Courtesy of Curiosity.com:
“Let’s say you’re working on a greeting card assembly line. First, you stamp down the puppy cartoon on the outside, then you flip it over and stamp the punchline on the inside. Then you flip it over again, fold it, and call it done. But wait … you’re flipping the paper over twice. That’s a step you don’t have to take. When you cut it out, you make the whole process a tiny bit more efficient. This is kaizen: an incremental self-improvement philosophy that makes you better bit by bit.
In Japanese, kaizen just means “improvement,” spelled using the characters for “good” and “change.” In that sense, it’s not so much a philosophy as it is a goal. Additionally, in the traditional definition of the word, there is no connotation of ongoing transformation or continual improvement. That additional meaning to the concept of kaizen is more a product of Japanese manufacturing techniques being described by Westerners — what the Japanese saw as the basic duty of every worker to improve the process wherever possible was cast through American eyes as a secret guiding principle that kept the Japanese car industry on top.
There’s one story that’s often called upon to exemplify the work philosophy of kaizen. The Toyota Production System is the stuff of legends in certain circles — an ever-improving juggernaut that eliminates waste at every level. The story goes that a group of American executives went to visit the Toyota line and see exactly how they could keep up such a high production rate and low error rate.
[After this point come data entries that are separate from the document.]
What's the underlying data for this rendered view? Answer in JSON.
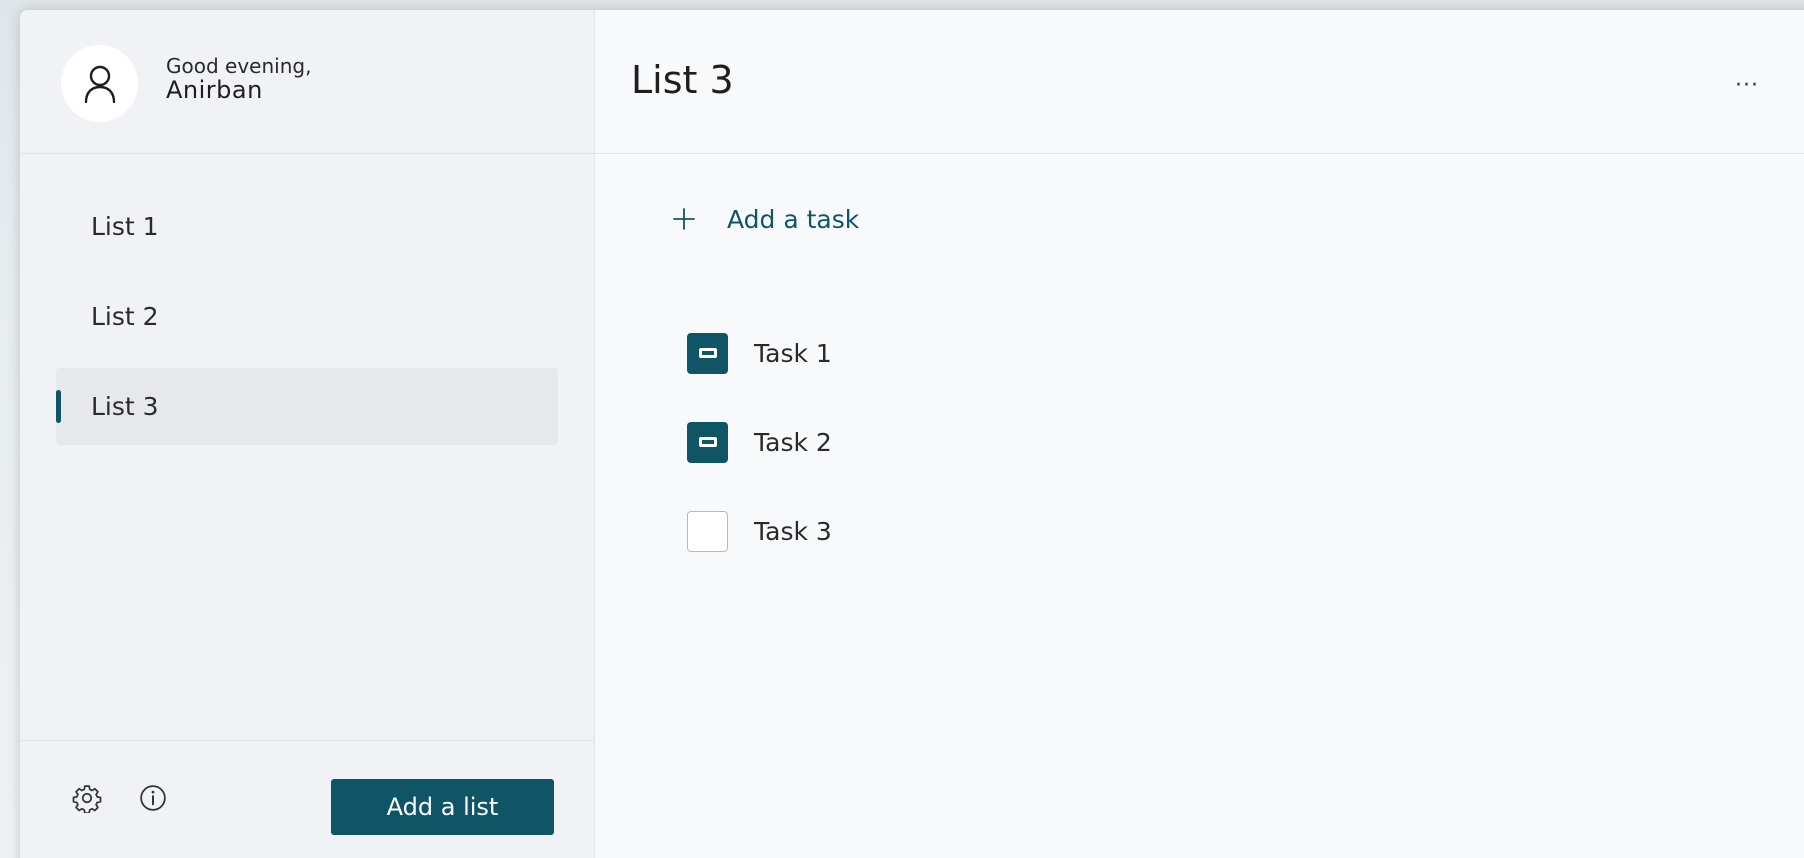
{
  "header": {
    "greeting": "Good evening,",
    "username": "Anirban"
  },
  "sidebar": {
    "items": [
      {
        "label": "List 1",
        "active": false
      },
      {
        "label": "List 2",
        "active": false
      },
      {
        "label": "List 3",
        "active": true
      }
    ],
    "footer": {
      "settings_icon": "gear-icon",
      "info_icon": "info-icon",
      "add_list_label": "Add a list"
    }
  },
  "main": {
    "title": "List 3",
    "more_icon": "···",
    "add_task_label": "Add a task",
    "tasks": [
      {
        "label": "Task 1",
        "checked": true
      },
      {
        "label": "Task 2",
        "checked": true
      },
      {
        "label": "Task 3",
        "checked": false
      }
    ]
  },
  "colors": {
    "accent": "#0f5566",
    "sidebar_bg": "#f1f2f5",
    "main_bg": "#f8f9fb",
    "active_item_bg": "#e6e8ec"
  }
}
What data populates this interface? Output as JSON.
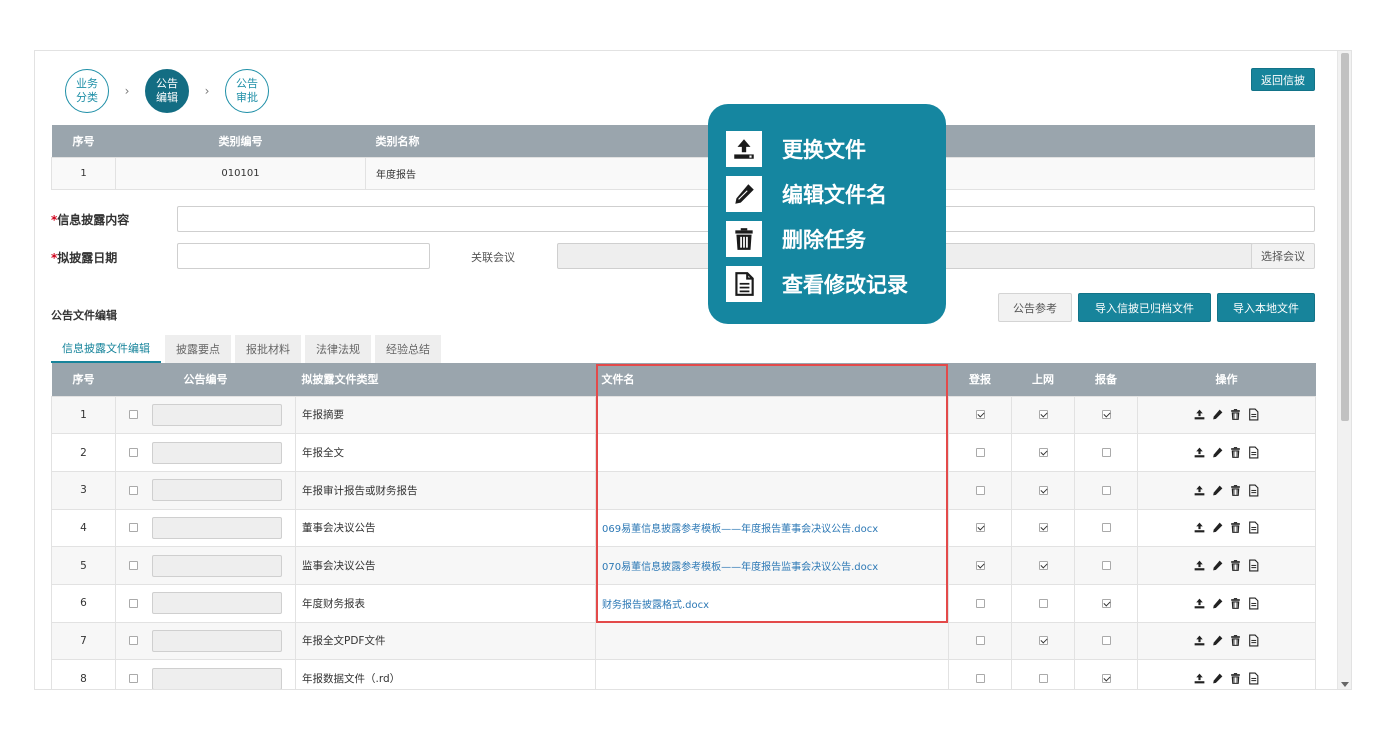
{
  "steps": [
    {
      "line1": "业务",
      "line2": "分类"
    },
    {
      "line1": "公告",
      "line2": "编辑"
    },
    {
      "line1": "公告",
      "line2": "审批"
    }
  ],
  "return_button": "返回信披",
  "category_table": {
    "headers": [
      "序号",
      "类别编号",
      "类别名称"
    ],
    "row": {
      "index": "1",
      "code": "010101",
      "name": "年度报告"
    }
  },
  "form": {
    "disclosure_content_label": "*信息披露内容",
    "planned_date_label": "*拟披露日期",
    "related_meeting_label": "关联会议",
    "select_meeting_button": "选择会议"
  },
  "section_title": "公告文件编辑",
  "action_buttons": {
    "reference": "公告参考",
    "import_archived": "导入信披已归档文件",
    "import_local": "导入本地文件"
  },
  "tabs": [
    "信息披露文件编辑",
    "披露要点",
    "报批材料",
    "法律法规",
    "经验总结"
  ],
  "file_table": {
    "headers": [
      "序号",
      "公告编号",
      "拟披露文件类型",
      "文件名",
      "登报",
      "上网",
      "报备",
      "操作"
    ],
    "rows": [
      {
        "index": "1",
        "type": "年报摘要",
        "file": "",
        "paper": true,
        "web": true,
        "filing": true
      },
      {
        "index": "2",
        "type": "年报全文",
        "file": "",
        "paper": false,
        "web": true,
        "filing": false
      },
      {
        "index": "3",
        "type": "年报审计报告或财务报告",
        "file": "",
        "paper": false,
        "web": true,
        "filing": false
      },
      {
        "index": "4",
        "type": "董事会决议公告",
        "file": "069易董信息披露参考模板——年度报告董事会决议公告.docx",
        "paper": true,
        "web": true,
        "filing": false
      },
      {
        "index": "5",
        "type": "监事会决议公告",
        "file": "070易董信息披露参考模板——年度报告监事会决议公告.docx",
        "paper": true,
        "web": true,
        "filing": false
      },
      {
        "index": "6",
        "type": "年度财务报表",
        "file": "财务报告披露格式.docx",
        "paper": false,
        "web": false,
        "filing": true
      },
      {
        "index": "7",
        "type": "年报全文PDF文件",
        "file": "",
        "paper": false,
        "web": true,
        "filing": false
      },
      {
        "index": "8",
        "type": "年报数据文件（.rd）",
        "file": "",
        "paper": false,
        "web": false,
        "filing": true
      }
    ]
  },
  "callout": {
    "items": [
      {
        "icon": "upload-icon",
        "label": "更换文件"
      },
      {
        "icon": "pencil-icon",
        "label": "编辑文件名"
      },
      {
        "icon": "trash-icon",
        "label": "删除任务"
      },
      {
        "icon": "document-icon",
        "label": "查看修改记录"
      }
    ]
  },
  "colors": {
    "accent": "#17849b",
    "header_gray": "#9aa5ad",
    "callout": "#1586a0",
    "highlight": "#e34a4a"
  }
}
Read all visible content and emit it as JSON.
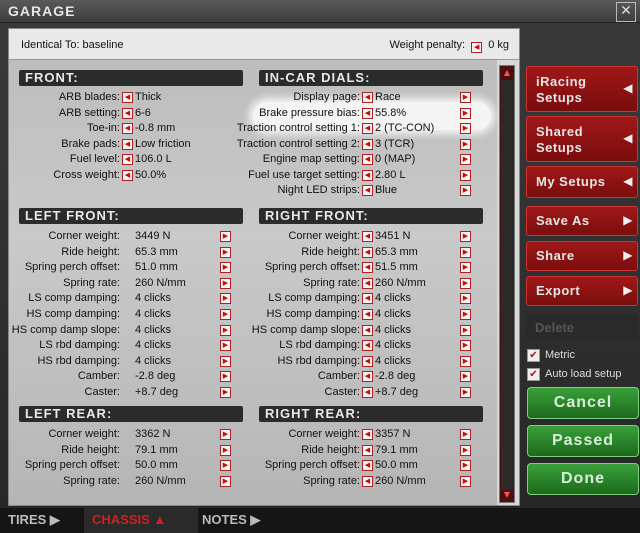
{
  "window": {
    "title": "GARAGE",
    "close_label": "✕"
  },
  "infobar": {
    "identical_to": "Identical To: baseline",
    "weight_label": "Weight penalty:",
    "weight_value": "0 kg"
  },
  "sections": {
    "front": "FRONT:",
    "incar": "IN-CAR DIALS:",
    "left_front": "LEFT FRONT:",
    "right_front": "RIGHT FRONT:",
    "left_rear": "LEFT REAR:",
    "right_rear": "RIGHT REAR:"
  },
  "front": [
    {
      "label": "ARB blades:",
      "value": "Thick"
    },
    {
      "label": "ARB setting:",
      "value": "6-6"
    },
    {
      "label": "Toe-in:",
      "value": "-0.8 mm"
    },
    {
      "label": "Brake pads:",
      "value": "Low friction"
    },
    {
      "label": "Fuel level:",
      "value": "106.0 L"
    },
    {
      "label": "Cross weight:",
      "value": "50.0%"
    }
  ],
  "incar": [
    {
      "label": "Display page:",
      "value": "Race"
    },
    {
      "label": "Brake pressure bias:",
      "value": "55.8%"
    },
    {
      "label": "Traction control setting 1:",
      "value": "2 (TC-CON)"
    },
    {
      "label": "Traction control setting 2:",
      "value": "3 (TCR)"
    },
    {
      "label": "Engine map setting:",
      "value": "0 (MAP)"
    },
    {
      "label": "Fuel use target setting:",
      "value": "2.80 L"
    },
    {
      "label": "Night LED strips:",
      "value": "Blue"
    }
  ],
  "left_front": [
    {
      "label": "Corner weight:",
      "value": "3449 N"
    },
    {
      "label": "Ride height:",
      "value": "65.3 mm"
    },
    {
      "label": "Spring perch offset:",
      "value": "51.0 mm"
    },
    {
      "label": "Spring rate:",
      "value": "260 N/mm"
    },
    {
      "label": "LS comp damping:",
      "value": "4 clicks"
    },
    {
      "label": "HS comp damping:",
      "value": "4 clicks"
    },
    {
      "label": "HS comp damp slope:",
      "value": "4 clicks"
    },
    {
      "label": "LS rbd damping:",
      "value": "4 clicks"
    },
    {
      "label": "HS rbd damping:",
      "value": "4 clicks"
    },
    {
      "label": "Camber:",
      "value": "-2.8 deg"
    },
    {
      "label": "Caster:",
      "value": "+8.7 deg"
    }
  ],
  "right_front": [
    {
      "label": "Corner weight:",
      "value": "3451 N"
    },
    {
      "label": "Ride height:",
      "value": "65.3 mm"
    },
    {
      "label": "Spring perch offset:",
      "value": "51.5 mm"
    },
    {
      "label": "Spring rate:",
      "value": "260 N/mm"
    },
    {
      "label": "LS comp damping:",
      "value": "4 clicks"
    },
    {
      "label": "HS comp damping:",
      "value": "4 clicks"
    },
    {
      "label": "HS comp damp slope:",
      "value": "4 clicks"
    },
    {
      "label": "LS rbd damping:",
      "value": "4 clicks"
    },
    {
      "label": "HS rbd damping:",
      "value": "4 clicks"
    },
    {
      "label": "Camber:",
      "value": "-2.8 deg"
    },
    {
      "label": "Caster:",
      "value": "+8.7 deg"
    }
  ],
  "left_rear": [
    {
      "label": "Corner weight:",
      "value": "3362 N"
    },
    {
      "label": "Ride height:",
      "value": "79.1 mm"
    },
    {
      "label": "Spring perch offset:",
      "value": "50.0 mm"
    },
    {
      "label": "Spring rate:",
      "value": "260 N/mm"
    }
  ],
  "right_rear": [
    {
      "label": "Corner weight:",
      "value": "3357 N"
    },
    {
      "label": "Ride height:",
      "value": "79.1 mm"
    },
    {
      "label": "Spring perch offset:",
      "value": "50.0 mm"
    },
    {
      "label": "Spring rate:",
      "value": "260 N/mm"
    }
  ],
  "sidebar": {
    "iracing_setups": [
      "iRacing",
      "Setups"
    ],
    "shared_setups": [
      "Shared",
      "Setups"
    ],
    "my_setups": "My Setups",
    "save_as": "Save As",
    "share": "Share",
    "export": "Export",
    "delete": "Delete",
    "metric": "Metric",
    "auto_load": "Auto load setup",
    "cancel": "Cancel",
    "passed": "Passed",
    "done": "Done"
  },
  "tabs": {
    "tires": "TIRES",
    "chassis": "CHASSIS",
    "notes": "NOTES"
  },
  "colors": {
    "accent_red": "#a01818",
    "green_button": "#2e8b2e"
  }
}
What they saw blew their minds.
At the Toyota plant, any worker could stop production at any time in order to correct an error or suggest an improvement. The American companies, by contrast, had stuck to a never-stop-the-line philosophy that had to correct all errors later or chalk the ruined cars up to waste. By nipping errors and inefficiency in the bud, every worker played a role in improving the entire company. It’s an inspiring story, and one that’s easy to apply to our day-to-day lives.